◆ WORK TO BE COMPLETED:
For the records below, give the number of lines containing the word "Sobre" and no other text.

◆ RECORDS FOR THE EXERCISE:
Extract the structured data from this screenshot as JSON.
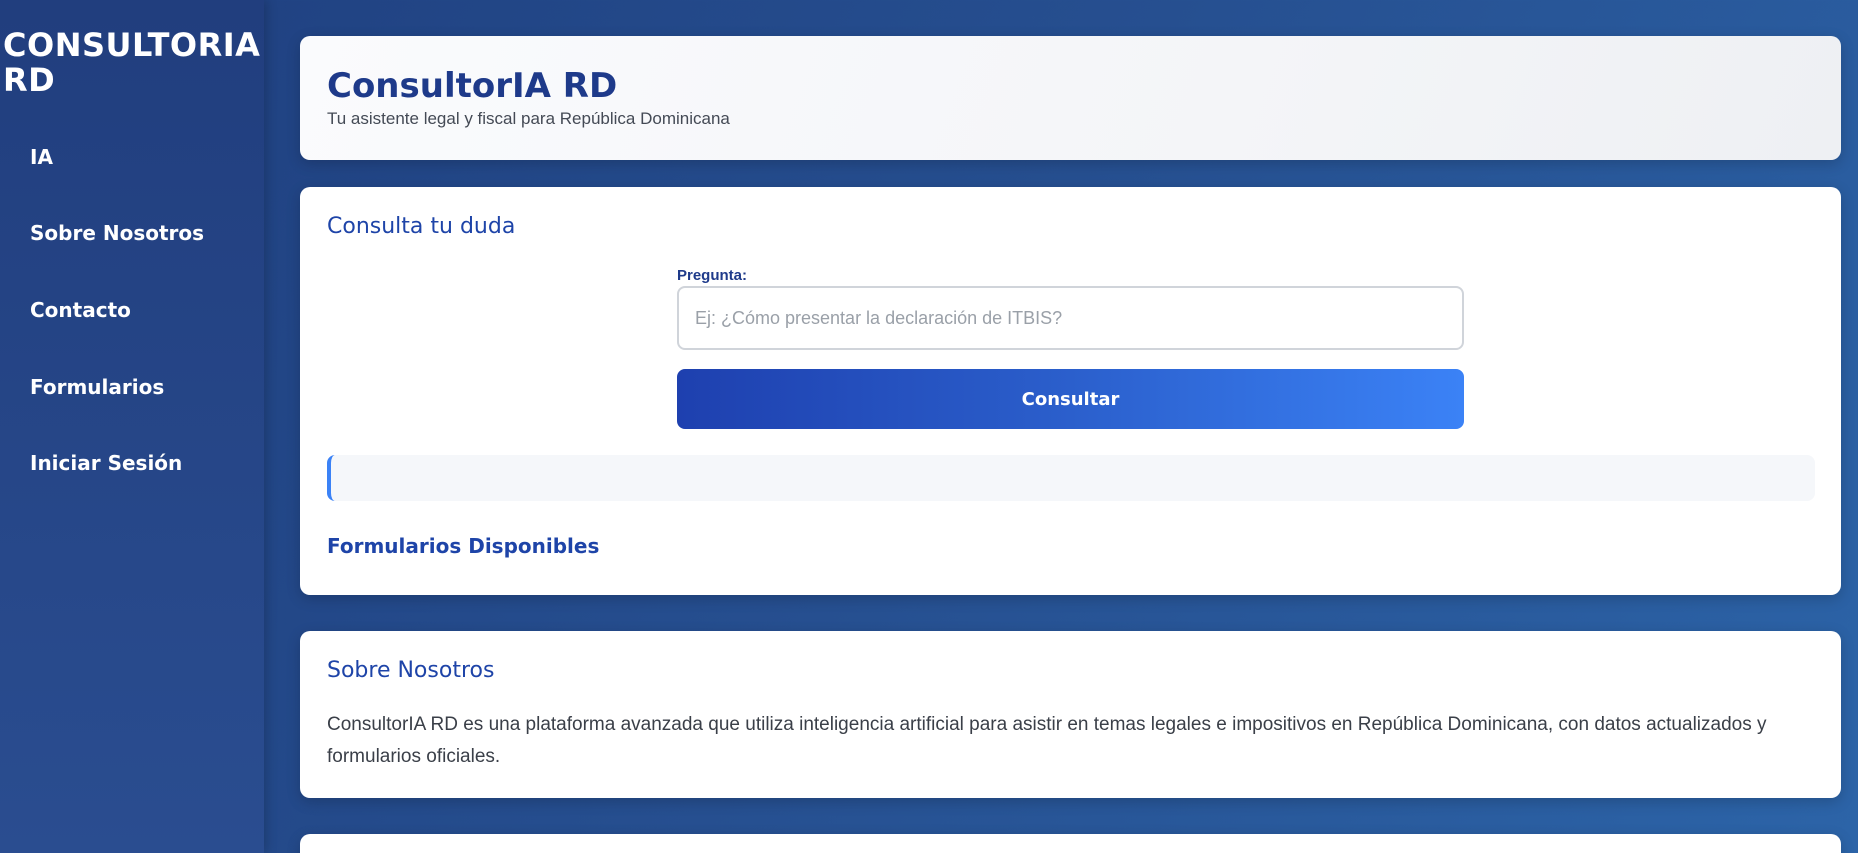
{
  "sidebar": {
    "brand": "CONSULTORIA RD",
    "items": [
      {
        "label": "IA"
      },
      {
        "label": "Sobre Nosotros"
      },
      {
        "label": "Contacto"
      },
      {
        "label": "Formularios"
      },
      {
        "label": "Iniciar Sesión"
      }
    ]
  },
  "header": {
    "title": "ConsultorIA RD",
    "subtitle": "Tu asistente legal y fiscal para República Dominicana"
  },
  "consulta": {
    "title": "Consulta tu duda",
    "question_label": "Pregunta:",
    "question_value": "",
    "question_placeholder": "Ej: ¿Cómo presentar la declaración de ITBIS?",
    "submit_label": "Consultar",
    "response_text": "",
    "forms_link": "Formularios Disponibles"
  },
  "about": {
    "title": "Sobre Nosotros",
    "text": "ConsultorIA RD es una plataforma avanzada que utiliza inteligencia artificial para asistir en temas legales e impositivos en República Dominicana, con datos actualizados y formularios oficiales."
  },
  "colors": {
    "primary": "#1e3a8a",
    "accent": "#3b82f6",
    "background": "#264f90"
  }
}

◆ TASK RESPONSE:
2